About this exercise:
Reproduce each record exactly, leaving nothing out.

-- Opening Marker --

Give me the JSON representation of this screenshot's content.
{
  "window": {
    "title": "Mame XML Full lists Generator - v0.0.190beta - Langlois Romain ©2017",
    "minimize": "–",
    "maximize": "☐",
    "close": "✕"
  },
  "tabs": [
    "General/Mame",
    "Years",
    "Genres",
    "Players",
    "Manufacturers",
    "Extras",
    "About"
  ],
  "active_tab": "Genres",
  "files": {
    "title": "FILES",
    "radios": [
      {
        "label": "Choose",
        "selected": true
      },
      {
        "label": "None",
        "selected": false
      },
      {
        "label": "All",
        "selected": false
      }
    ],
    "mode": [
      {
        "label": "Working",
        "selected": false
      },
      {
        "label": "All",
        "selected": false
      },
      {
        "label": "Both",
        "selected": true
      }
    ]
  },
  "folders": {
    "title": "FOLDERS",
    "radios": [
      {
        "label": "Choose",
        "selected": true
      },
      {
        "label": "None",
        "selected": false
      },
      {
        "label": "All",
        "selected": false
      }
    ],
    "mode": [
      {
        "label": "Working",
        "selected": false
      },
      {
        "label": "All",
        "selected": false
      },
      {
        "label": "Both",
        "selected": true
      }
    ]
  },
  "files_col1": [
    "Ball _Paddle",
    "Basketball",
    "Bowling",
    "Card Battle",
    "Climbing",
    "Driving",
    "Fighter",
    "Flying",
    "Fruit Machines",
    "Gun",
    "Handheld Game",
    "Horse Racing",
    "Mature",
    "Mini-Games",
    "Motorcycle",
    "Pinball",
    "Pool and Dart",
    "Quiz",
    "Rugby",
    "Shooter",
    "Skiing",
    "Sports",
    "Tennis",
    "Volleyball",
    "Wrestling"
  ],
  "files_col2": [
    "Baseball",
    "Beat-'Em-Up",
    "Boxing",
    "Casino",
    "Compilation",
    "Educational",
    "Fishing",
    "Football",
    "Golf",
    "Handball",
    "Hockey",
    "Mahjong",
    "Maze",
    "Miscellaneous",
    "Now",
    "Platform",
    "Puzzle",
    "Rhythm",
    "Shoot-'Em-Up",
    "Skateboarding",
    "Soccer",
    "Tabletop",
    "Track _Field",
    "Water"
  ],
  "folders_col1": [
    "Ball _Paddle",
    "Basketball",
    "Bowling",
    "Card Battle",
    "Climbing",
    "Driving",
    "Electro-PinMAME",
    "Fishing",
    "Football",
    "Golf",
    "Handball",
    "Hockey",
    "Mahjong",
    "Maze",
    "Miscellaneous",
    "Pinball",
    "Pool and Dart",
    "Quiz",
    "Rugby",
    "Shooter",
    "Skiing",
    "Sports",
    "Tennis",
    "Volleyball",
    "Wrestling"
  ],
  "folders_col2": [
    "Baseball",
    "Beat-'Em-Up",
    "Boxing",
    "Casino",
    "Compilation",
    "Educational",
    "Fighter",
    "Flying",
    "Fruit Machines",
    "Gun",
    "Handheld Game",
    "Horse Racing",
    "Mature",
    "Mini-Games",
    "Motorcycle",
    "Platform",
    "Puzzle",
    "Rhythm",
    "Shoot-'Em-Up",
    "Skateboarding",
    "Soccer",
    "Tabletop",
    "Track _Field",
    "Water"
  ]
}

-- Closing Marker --

Result below:
Give me the JSON representation of this screenshot's content.
{
  "window": {
    "title": "Mame XML Full lists Generator - v0.0.190beta - Langlois Romain ©2017",
    "minimize": "–",
    "maximize": "☐",
    "close": "✕"
  },
  "tabs": [
    "General/Mame",
    "Years",
    "Genres",
    "Players",
    "Manufacturers",
    "Extras",
    "About"
  ],
  "active_tab": "Genres",
  "files": {
    "title": "FILES",
    "radios": [
      {
        "label": "Choose",
        "selected": true
      },
      {
        "label": "None",
        "selected": false
      },
      {
        "label": "All",
        "selected": false
      }
    ],
    "mode": [
      {
        "label": "Working",
        "selected": false
      },
      {
        "label": "All",
        "selected": false
      },
      {
        "label": "Both",
        "selected": true
      }
    ]
  },
  "folders": {
    "title": "FOLDERS",
    "radios": [
      {
        "label": "Choose",
        "selected": true
      },
      {
        "label": "None",
        "selected": false
      },
      {
        "label": "All",
        "selected": false
      }
    ],
    "mode": [
      {
        "label": "Working",
        "selected": false
      },
      {
        "label": "All",
        "selected": false
      },
      {
        "label": "Both",
        "selected": true
      }
    ]
  },
  "files_col1": [
    "Ball _Paddle",
    "Basketball",
    "Bowling",
    "Card Battle",
    "Climbing",
    "Driving",
    "Fighter",
    "Flying",
    "Fruit Machines",
    "Gun",
    "Handheld Game",
    "Horse Racing",
    "Mature",
    "Mini-Games",
    "Motorcycle",
    "Pinball",
    "Pool and Dart",
    "Quiz",
    "Rugby",
    "Shooter",
    "Skiing",
    "Sports",
    "Tennis",
    "Volleyball",
    "Wrestling"
  ],
  "files_col2": [
    "Baseball",
    "Beat-'Em-Up",
    "Boxing",
    "Casino",
    "Compilation",
    "Educational",
    "Fishing",
    "Football",
    "Golf",
    "Handball",
    "Hockey",
    "Mahjong",
    "Maze",
    "Miscellaneous",
    "Now",
    "Platform",
    "Puzzle",
    "Rhythm",
    "Shoot-'Em-Up",
    "Skateboarding",
    "Soccer",
    "Tabletop",
    "Track _Field",
    "Water"
  ],
  "folders_col1": [
    "Ball _Paddle",
    "Basketball",
    "Bowling",
    "Card Battle",
    "Climbing",
    "Driving",
    "Electro-PinMAME",
    "Fishing",
    "Football",
    "Golf",
    "Handball",
    "Hockey",
    "Mahjong",
    "Maze",
    "Miscellaneous",
    "Pinball",
    "Pool and Dart",
    "Quiz",
    "Rugby",
    "Shooter",
    "Skiing",
    "Sports",
    "Tennis",
    "Volleyball",
    "Wrestling"
  ],
  "folders_col2": [
    "Baseball",
    "Beat-'Em-Up",
    "Boxing",
    "Casino",
    "Compilation",
    "Educational",
    "Fighter",
    "Flying",
    "Fruit Machines",
    "Gun",
    "Handheld Game",
    "Horse Racing",
    "Mature",
    "Mini-Games",
    "Motorcycle",
    "Platform",
    "Puzzle",
    "Rhythm",
    "Shoot-'Em-Up",
    "Skateboarding",
    "Soccer",
    "Tabletop",
    "Track _Field",
    "Water"
  ]
}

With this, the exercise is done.